Moodle is the site for our online home for all of our courses. Each student has their own username and password, and each year’s Moodle is archived for access. Some assignments, especially for L&L, are submitted exclusively on Moodle. For some projects, teachers will create a ‘drop-box,’ letting students submit/save important documents onto the central server. If you are sick, you can look on Moodle for your assignments. The assignment capabilities of Moodle are designed primarily for parents and absent students. We want USL students to organize and plan ahead for their school and personal lives, and they should be writing all of their assignments down in their planners (issued by USL) as they are announced.
The Moodle link for the current academic year is in the footer on every page of the website. You can also get to Moodle using the link here. The links to archived Moodles appear below.
Parents do not have separate accounts, so students should share their Moodle account info.
Login info consists of two parts – a username and a password. Students log in with their first initial and last name together (for example, jkreutner) as their username. Students control their passwords. If they forget it, they must ask Mr. Kreutner to reset it to password, and then when they are signed in they will be prompted to create a new password.
All elements of Moodle are archived.
As noted above, students should not rely on Moodle exclusively as the source of their assignments: they should be using their planner in class. They should check the L&L Moodle page each day. L&L is conducted exclusively online, and assignments are only posted there (and should be transferred into their planner). For example, there will always be “prep” located here for students to complete before guest speakers, LOTCs, etc. These items form great conversation starting points for parents to discuss a speaker or field trip with their child in advance and in comparison to the actual experience. Most IS students and some older students will need oversight by parents to build the habit of checking L&L on Moodle daily and completing this preparation, and a student consistently taking care of this work on their own is a hallmark sign of independence at University School.

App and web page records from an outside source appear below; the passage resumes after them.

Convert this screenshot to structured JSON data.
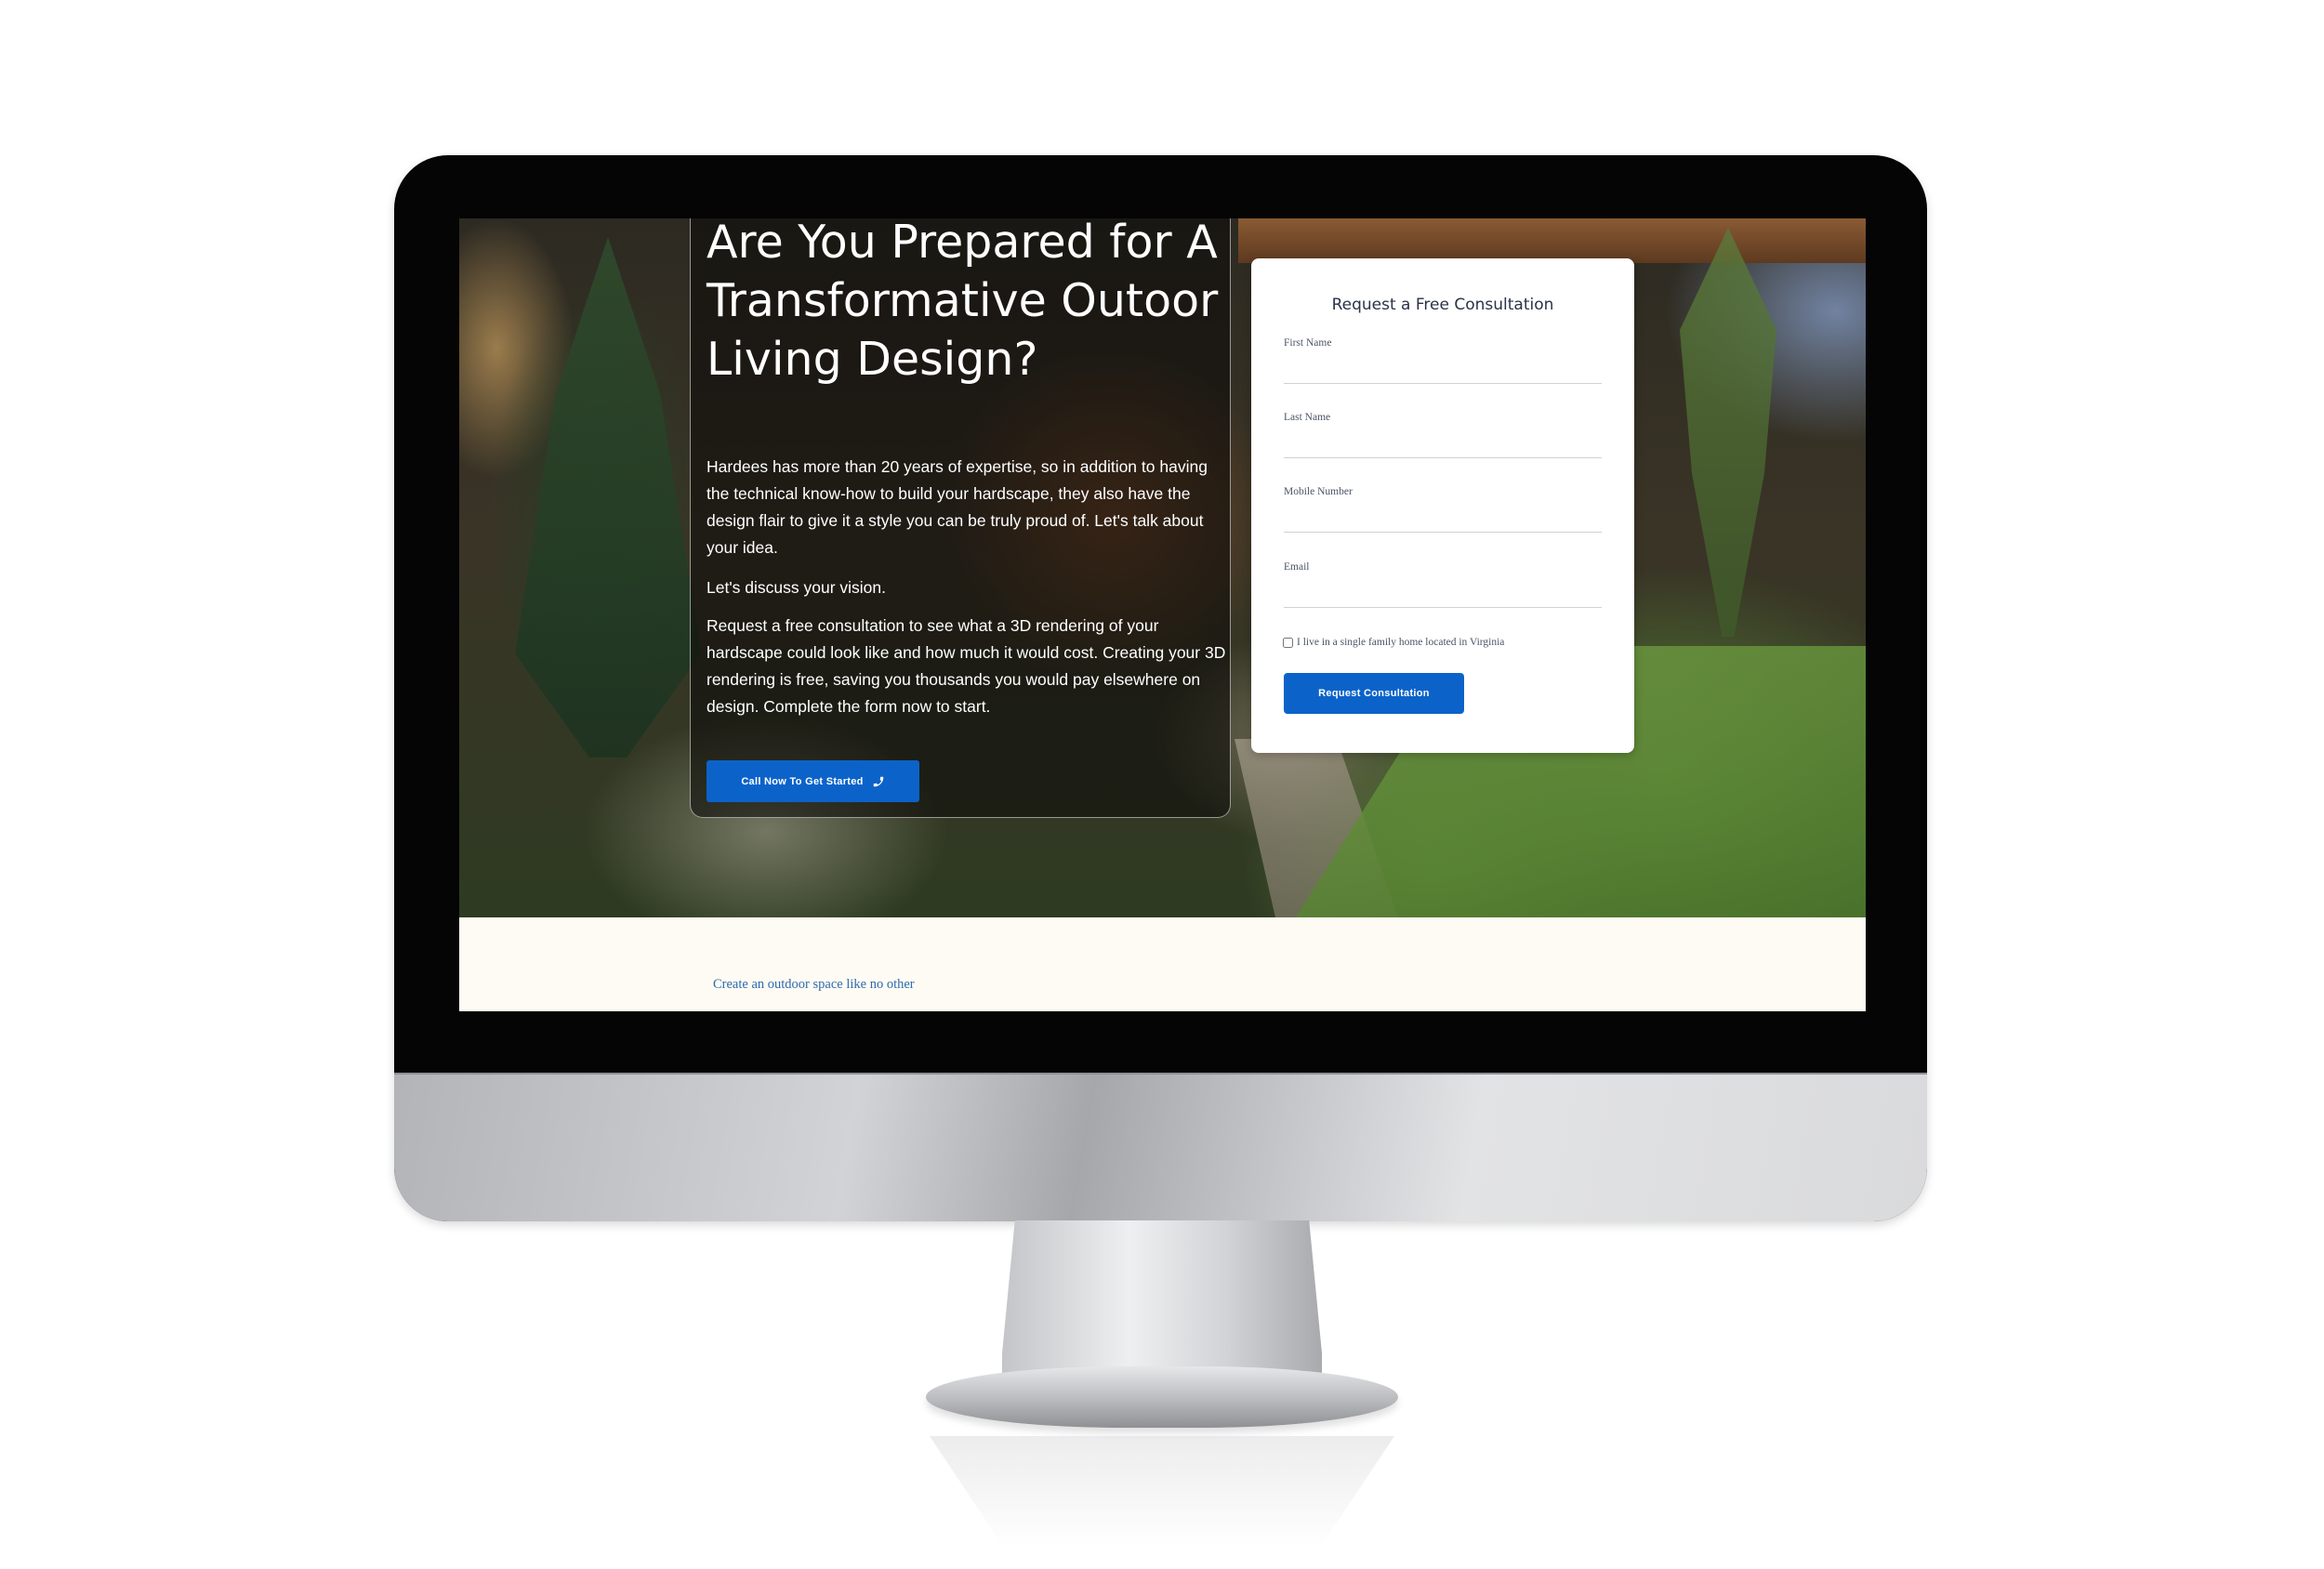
{
  "hero": {
    "title": "Are You Prepared for A Transformative Outoor Living Design?",
    "paragraph_1": "Hardees has more than 20 years of expertise, so in addition to having the technical know-how to build your hardscape, they also have the design flair to give it a style you can be truly proud of. Let's talk about your idea.",
    "paragraph_2": "Let's discuss your vision.",
    "paragraph_3": "Request a free consultation to see what a 3D rendering of your hardscape could look like and how much it would cost. Creating your 3D rendering is free, saving you thousands you would pay elsewhere on design. Complete the form now to start.",
    "call_button_label": "Call Now To Get Started",
    "call_button_icon": "phone-icon"
  },
  "form": {
    "title": "Request a Free Consultation",
    "fields": [
      {
        "label": "First Name",
        "value": ""
      },
      {
        "label": "Last Name",
        "value": ""
      },
      {
        "label": "Mobile Number",
        "value": ""
      },
      {
        "label": "Email",
        "value": ""
      }
    ],
    "checkbox_label": "I live in a single family home located in Virginia",
    "checkbox_checked": false,
    "submit_label": "Request Consultation"
  },
  "below": {
    "tagline": "Create an outdoor space like no other"
  },
  "colors": {
    "accent": "#0b63c9",
    "tagline": "#2f6bb0",
    "form_title": "#2a3246",
    "strip_background": "#fdfbf3"
  }
}
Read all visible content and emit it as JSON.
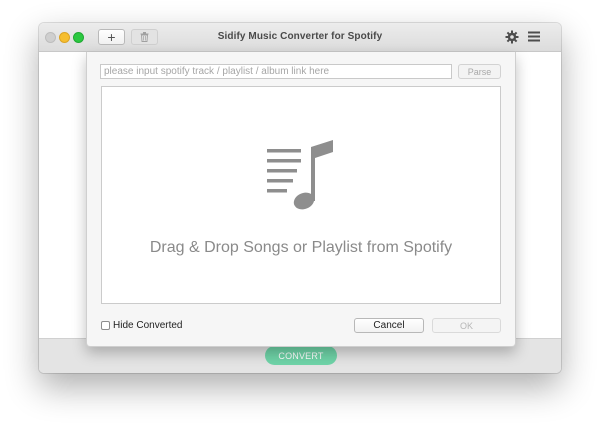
{
  "window": {
    "title": "Sidify Music Converter for Spotify"
  },
  "toolbar": {
    "add_label": "+",
    "add_icon": "plus-icon",
    "delete_icon": "trash-icon",
    "settings_icon": "gear-icon",
    "menu_icon": "hamburger-menu-icon"
  },
  "footer": {
    "convert_label": "CONVERT",
    "convert_color": "#6fd4a8"
  },
  "dialog": {
    "link_input": {
      "value": "",
      "placeholder": "please input spotify track / playlist / album link here"
    },
    "parse_label": "Parse",
    "drop_icon": "music-playlist-icon",
    "drop_text": "Drag & Drop Songs or Playlist from Spotify",
    "hide_converted_label": "Hide Converted",
    "hide_converted_checked": false,
    "cancel_label": "Cancel",
    "ok_label": "OK"
  },
  "colors": {
    "traffic_close": "#cfcfcf",
    "traffic_minimize": "#f6be2f",
    "traffic_maximize": "#2bc840",
    "icon_gray": "#8e8e8e"
  }
}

Students should learn from their prior submissions on Moodle. They cannot be misplaced, and students can grow and improve by examining what they have done earlier and any comments they have received.
Faculty and students should park in the large paved lot (entrance off Coleman) or use the grass spaces adjacent to the Education Building along Vincent Drive. The parking spots in the immediate area around the Education Building are for daytime guests and parents dropping off/picking up for Hibben Preschool.
Student handbooks are distributed during the Orientation Days at the start of the school year.
Last updated September 28, 2023